It has long been a dream of college students to spend a year in a study abroad program. This is usually due to a desire to get college credit for travel or because a student has a deep desire to visit a specific country or region. What many students don’t realize is that spending time studying abroad can be a smart career move too.
The most recent data shows that around 274,000 American students participated in a study abroad program in a single school year. While that number has been slowly growing, it is still a tiny fraction of the total college population. At the same time, employers are looking for graduates who have international experience.
There is little doubt that 21st century society will continue to revolve around a global economy. College graduates with experience living abroad will be in much higher demand as that globalism trickles into more and more of the job market.

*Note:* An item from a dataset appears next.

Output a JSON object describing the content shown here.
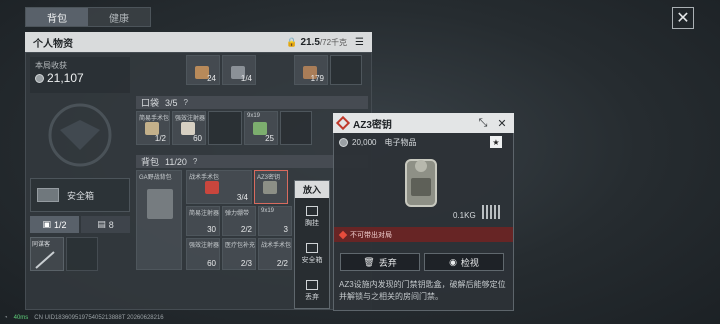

The advantages to studying abroad are usually centered around immersion. The ability to master a foreign language and be immersed in a different culture teaches invaluable skills while expanding a student’s understanding of the world. Those same skills, language and knowledge of another culture, can set a resume above the dozens or hundreds of applicants for a job.
There are obstacles that keep some students from pursuing a year abroad, such as schedules, academic requirements, and finances. However, if students start planning early enough, they can find a way around most roadblocks. Even if they have to reframe their goal to spending a single semester or even a summer abroad instead of an entire year, they will benefit greatly from the experience.
Experts in international study and career placement suggest that students take the following into consideration when planning to study abroad:
1. Be open to non-traditional options
Some students have explored alternatives, such as summer travel or taking a Sophomore year abroad instead of Junior year. Others choose to add a fifth year of college if it means one of those years is spent overseas.
2. Be strategic in choice of country.
While Paris or Rome may be more glamorous, the future of the global economy lies elsewhere. Students should consider spending time in Asia or Eastern Europe or even South America. They all have rapidly growing economies and governments. While it may not be possible to master Chinese or Russian in a year, the cultural experience and language skills will be invaluable later in life.
3. Just go.
Overcoming doubts and fears and taking the plunge in a new culture will give students important “soft skills” like confidence, adaptability, and problem-solving and interpersonal skills. These make students more successful in most careers, with or without language skills.
Katia Sherman is a freelance writer and blogger who loves to write about education and career development. Her work has included pieces on K-12 curriculum and lessons plans, college financial aid, and educational requirements for specific careers.